Africa is calling for a fair financial system that treats all nations equally, according to Kenya's President William Ruto, who also chairs the Heads of State Committee on Climate Change.
Speaking on the second day of the Africa Climate Summit, President Ruto said it was not too much to ask as many African nations were facing debt distress due to climate change.
"This is the continent with the highest investment potential. We are only limited by two things: high interest rates for development capital," President Ruto said, adding that nine countries in Africa are already in debt distress, 13 are at high risk and 17 are at medium risk.
He argued that the suffering was global but the African continent was bearing the brunt and that the financial architecture is such that African nations are seen as risky borrowers.
"How do we get Africa to pay five times more?" The president wondered. "We are not asking to be favoured [or] treated differently... We need a conversation."
"Climate change was destroying the economies of African nations and forcing affected countries to divert their budgets and resources meant for economic growth to dealing with the effects of climate change," Dr Ruto said.
"Africa had lost 2.5 million head of livestock, among other things, due to climate change," he said.
He said the summit was both Africa's climate summit and a global pre-COp28 meeting where Africa would speak, and the world would listen.
"The ACS is an orientation to familiarise us with our journey into the future, driven by African solutions," he explained. "We have gathered here to consult, deliberate, collaborate and share the future of climate action globally and for Africa.
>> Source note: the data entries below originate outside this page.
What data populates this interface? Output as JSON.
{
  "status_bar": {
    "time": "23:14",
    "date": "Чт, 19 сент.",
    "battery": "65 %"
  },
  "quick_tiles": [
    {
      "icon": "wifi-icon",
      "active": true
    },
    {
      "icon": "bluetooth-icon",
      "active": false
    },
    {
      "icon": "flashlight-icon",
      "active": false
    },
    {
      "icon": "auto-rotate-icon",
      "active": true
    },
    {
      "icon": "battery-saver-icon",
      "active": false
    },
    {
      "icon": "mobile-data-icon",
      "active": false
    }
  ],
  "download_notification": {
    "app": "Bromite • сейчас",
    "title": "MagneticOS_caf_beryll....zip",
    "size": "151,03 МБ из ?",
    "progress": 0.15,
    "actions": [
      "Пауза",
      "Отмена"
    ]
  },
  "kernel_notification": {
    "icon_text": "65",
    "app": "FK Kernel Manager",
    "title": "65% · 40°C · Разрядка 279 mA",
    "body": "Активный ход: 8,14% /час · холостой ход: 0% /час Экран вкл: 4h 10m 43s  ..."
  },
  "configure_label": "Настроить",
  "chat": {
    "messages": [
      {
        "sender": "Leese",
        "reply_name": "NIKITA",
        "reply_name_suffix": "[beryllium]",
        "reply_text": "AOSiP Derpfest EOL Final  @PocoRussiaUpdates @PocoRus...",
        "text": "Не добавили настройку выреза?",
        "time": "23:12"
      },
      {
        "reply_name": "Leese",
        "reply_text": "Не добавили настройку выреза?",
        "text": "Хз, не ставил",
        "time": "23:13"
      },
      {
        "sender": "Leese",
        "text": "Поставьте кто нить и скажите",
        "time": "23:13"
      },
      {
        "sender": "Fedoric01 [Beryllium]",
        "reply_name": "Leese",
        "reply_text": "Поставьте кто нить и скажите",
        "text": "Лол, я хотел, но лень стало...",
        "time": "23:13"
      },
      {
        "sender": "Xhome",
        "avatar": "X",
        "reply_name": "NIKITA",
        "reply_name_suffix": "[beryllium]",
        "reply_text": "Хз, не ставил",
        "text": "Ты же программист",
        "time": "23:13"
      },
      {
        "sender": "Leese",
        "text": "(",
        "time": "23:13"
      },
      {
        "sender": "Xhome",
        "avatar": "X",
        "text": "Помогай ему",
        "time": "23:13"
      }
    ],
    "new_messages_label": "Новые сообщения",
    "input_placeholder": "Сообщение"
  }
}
This summit is about turning ideas into action and forging transformative partnerships to bring our planet back from the brink of climate change."
Acknowledging that there was still a long way to go to achieve Africa's aspirations, he urged all stakeholders to keep their promises, even in difficult times.
Nevertheless, he said, there was a need to move fast because climate change was an emergency that required a commitment to climate action and green growth.
"This African moment is a global moment, we are there in word and deed. I urge everyone at this summit to show bold leadership in support of African aspirations. We have a long way to go and no time to lose. We have the permission of our ancestors to innovate a way, not only to go fast, but to go together," said Dr Ruto.
Even in the face of adversity, the summit host said, there is opportunity. Climate change and the crisis it brings is Africa's opportunity to unlock the vast resources we have for a green energy transition, he said.
President Ruto said Africa has an unprecedented opportunity to turn away from the well-trodden unsustainable path.
Speaking at the Youth Summit on Sunday, President Ruto said the world had witnessed the immense potential that African youth could unleash.
He added that this underscored the importance of the Youth Commission. Potential and opportunity are all futuristic.
African countries face unique, disproportionate and structural disadvantages that can help them achieve prosperity. And the tragedy of climate change is "relentlessly eating away at this progress", President Ruto lamented, while declaring that the continent will use its capacity to limit its own emissions as a clear pathway to net zero by 2050.
"Furthermore, to achieve green growth, Africa has committed to move quickly to develop the necessary instruments and institutions, with Kenya, as an outcome of the summit, offering to host the Global Centre for Adaptation (GCA)," President Ruto said.
"We have been negatively profiled, the continent of disease, war and poverty, but we are stepping out to say that Africa is home to 60 percent of the world's renewable energy assets," he said.
Standing in for US President Joe Biden, US special climate envoy John Kerry said, "My sense is that after this speech, we have no choice but to act."
"Africa has the greatest opportunity in the world to win this (climate change) dialogue," he added.
"I feel that Africa at this moment offers an enormous opportunity. This problem that we face is man-made. Humanity is being threatened by humanity. We need the Loss and Damage Fund in one year, this year, in Dubai. We can win this battle, but we can only win it if we make fundamental choices," he further said.